“Most Americans have adapted to the threat of 9/11 in the manner they did to nuclear fear: that is, by resorting to a double life. They go about their routines, their jobs, and family involvements in their usual ways, while in another part of the self they are aware that, in a moment and without warning, they and everything and everyone around them could be annihilated. This limited, everyday dissociation permits us all to carry on reasonably effectively in our lives. But it cannot fully overcome lingering anxiety, which may be painfully activated by events or images, nearby or far away, associated in people’s minds with terrorism. The depth of this fear and the ease with which it may reassert itself leaves Americans open to significant emotional manipulation by leaders all too ready to enlist them in an apocalyptic superpower mission that they might otherwise call into question, even strongly oppose. Such primal experiences of fear prepare people to resonate to the persistent drumbeat of the administration’s “war on terrorism.”” 171
Chapter 12 Fluid World Control
"The invasion of Iraq was a continuation of the American military apocalyptic of destroying what is deemed necessary for the reshaping of a designated part of the world. The extremity of the project and the utopian dreams of global domination that lay beneath it were hidden behind administration assertions about the need for disarmament, regime change, and democratization. Inevitably, the war-fighting, which was destructve phase, was much more efficient than what columnist William P. Pfaff called the "planned (or as it seems, largely unplanned) pacification and reconstruction" of Iraq that followed." p. 173

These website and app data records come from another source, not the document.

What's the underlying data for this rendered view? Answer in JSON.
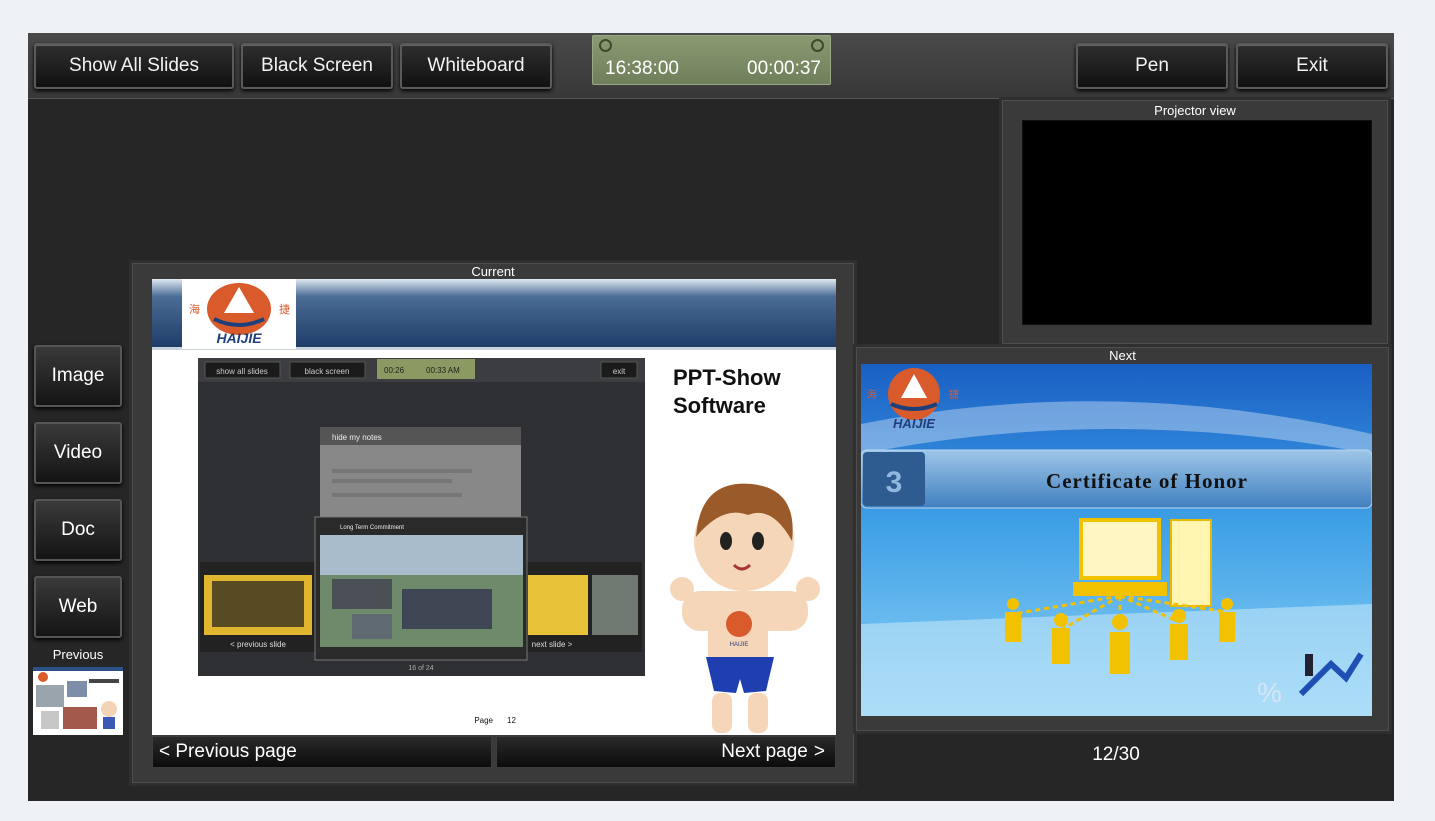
{
  "toolbar": {
    "show_all_slides": "Show All Slides",
    "black_screen": "Black Screen",
    "whiteboard": "Whiteboard",
    "pen": "Pen",
    "exit": "Exit"
  },
  "clock": {
    "current_time": "16:38:00",
    "elapsed": "00:00:37",
    "left_icon": "alarm-clock-icon",
    "right_icon": "stopwatch-icon"
  },
  "sidebar": {
    "image": "Image",
    "video": "Video",
    "doc": "Doc",
    "web": "Web"
  },
  "previous": {
    "label": "Previous"
  },
  "current": {
    "label": "Current",
    "slide": {
      "logo_text": "HAIJIE",
      "logo_left_char": "海",
      "logo_right_char": "捷",
      "title_line1": "PPT-Show",
      "title_line2": "Software",
      "page_label": "Page",
      "page_number": "12",
      "screenshot": {
        "show_all_slides": "show all slides",
        "black_screen": "black screen",
        "time1": "00:26",
        "time2": "00:33 AM",
        "exit": "exit",
        "hide_notes": "hide my notes",
        "card_title": "Long Term Commitment",
        "prev_slide": "< previous slide",
        "next_slide": "next slide >",
        "counter": "16 of 24"
      }
    }
  },
  "nav": {
    "previous_page": "< Previous page",
    "next_page": "Next page"
  },
  "projector": {
    "label": "Projector view"
  },
  "next": {
    "label": "Next",
    "slide": {
      "logo_text": "HAIJIE",
      "logo_left_char": "海",
      "logo_right_char": "捷",
      "banner_number": "3",
      "title": "Certificate of Honor"
    }
  },
  "counter": "12/30"
}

. . .
"The National Security Strategy is in fact a statement of American susceptibility to the lure of the infinite ‐ to a vision of achieving total sway over human endeavors. It represents a kind of omega point of superpower omnipotence and megalomania." p. 177
The Haunted Superpower
"The world's only superpower is haunted by a fear of weakness. From psychiatric experience with individual, we know that underneath expressions of megalomania and claims of omniscience there tend to by profound feelings of Powerlessness and emptiness. . . . Fear of being out of control can lead to the most aggressive efforts at total control of everyone else." p.178
"The world's only superpower has become a target not just because it is so dominant but because its recent policies and attitudes, emerging from superpower syndrome, have antagonized just about everyone. Its urealizable omnipotence has caused its leaders to embark on an aggressive quest for absolute security via domination, which is another form of entrapment in infinity." p.179
"The temptation of our leaders is to tap into primal American nuclear fear in order to affirm their own aggressive fear-driven policies. . . . In that way nuclear fear becomes a key lever for the militarization of society." p. 184
Chapter 13 Stepping out of the Syndrome
"As a start, we do not have to collude in partitioning the world into two contending apocalyptic forces. We are capable instead of reclaiming our moral compass, of finding further balance in our national behavior. So intensely have we embraced superpower syndrome that emerging from it is not an easy task. Yet in doing so we would relieve ourselves of a burden of our own creation — the psychic burden of insistent illusion. For there is no greater weight than that one takes on when pursuing total power."
"... The corruption begins not with the acquisition of power but with the quest for and claim to absolute power. Ever susceptible to the seductive promise that twenty-first century technology can achieve world control, the superpower can best resist that temptation by recognizing the corruption connected with that illusion." p. 190